Usually, when the statute of limitations (SOL) has run on a claim the defendant can raise the defense of a 12(b)(6) motion to dismiss the claim because the claim has fallen outside of the SOL period; however, in certain cases it is not reasonably possible for a person to know that an action in law has occurred. In this instance, it would not be fair to make a person responsible to bring a case in a timely fashion, if he or she did not know that a case should be brought. In a case where it is not immediately apparent that an error has occurred and a case could be brought, the SOL begins to run when a person has discovered, or in the exercise of reasonable care should have discovered the error due to another’s negligence. Jon and Martha Peterson’s case is one of those cases.
When Jon and Martha Peterson’s (Petersons) home was finished in August of 2006, Delvin Duck (Duck) stated to the Petersons “Oh, don’t worry if… you see some slight bulging in the basement walls—it’s a normal give and take with the kind of soil under your house. If you ever worry… I’ll come take a look.” Throughout 2006-2007 the Petersons noticed bulging in the basement walls; however, because of the assurances of Duck and his predictions that this would happen, they thought nothing of it. While it can be said that the Petersons should have known something was wrong when the bulging began, and therefore, this is when the SOL should have started running, it can be assumed that the Petersons were not experts in soil investigation and analysis, hence the reason they hired a professional soil engineering firm.

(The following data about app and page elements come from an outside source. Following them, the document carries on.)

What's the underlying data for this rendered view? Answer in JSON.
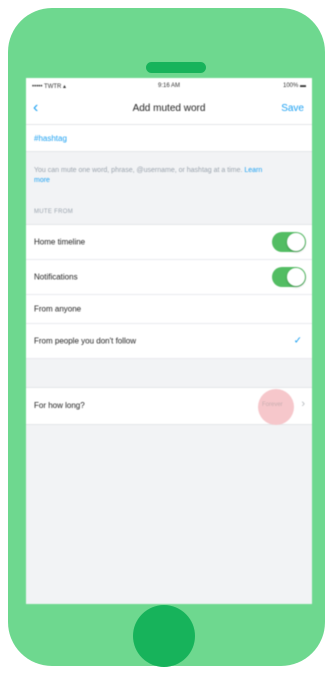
{
  "status_bar": {
    "carrier": "••••• TWTR ▴",
    "time": "9:16 AM",
    "battery": "100% ▬"
  },
  "nav": {
    "back_icon": "chevron-left-icon",
    "title": "Add muted word",
    "save_label": "Save"
  },
  "muted_word": {
    "value": "#hashtag"
  },
  "help": {
    "text": "You can mute one word, phrase, @username, or hashtag at a time.",
    "learn_more": "Learn more"
  },
  "mute_from": {
    "header": "MUTE FROM",
    "items": [
      {
        "label": "Home timeline",
        "enabled": true
      },
      {
        "label": "Notifications",
        "enabled": true
      }
    ]
  },
  "audience": {
    "items": [
      {
        "label": "From anyone",
        "selected": false
      },
      {
        "label": "From people you don't follow",
        "selected": true
      }
    ],
    "check_icon": "checkmark-icon"
  },
  "duration": {
    "label": "For how long?",
    "value": "Forever",
    "chevron_icon": "chevron-right-icon"
  },
  "colors": {
    "phone_body": "#6ed88f",
    "phone_accent": "#17b35b",
    "accent_blue": "#1da1f2",
    "toggle_on": "#53bd63",
    "touch_highlight": "#f6c7cb"
  }
}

Because they got these assurances from Duck, who was a part of the professional firm they hired (especially because it was before any damage had happened), it was not unreasonable for the Petersons to believe that nothing was wrong when they saw the bulging. However, in 2008 when Martha Peterson learned of the horizontal and vertical cracks in the basement and saw the paint peeling from the walls, she should have been aware something was wrong, even though Duck again assured her not to worry because “…every house has those.”
Also, when looking to the common law there are many elements which must be present to plead fraud. Some of these are “that there must be a representation of an existing fact; It must be false; the speaker had to know it was false; the plaintiff must be ignorant of the falsity; the plaintiff must have a right to rely on its falsity; and, the plaintiff must rely on the truth of the representation.” Because the Petersons relied upon Duck’s representation that bulging in the walls was normal (and presumably because they had no knowledge of the soil business), they were ignorant to the alleged falsity of his claims. When they noticed the bulging, they again had no reason to believe that anything was wrong because they had been informed this was normal. Even though they believed Duck about the bulging, nothing had ever been...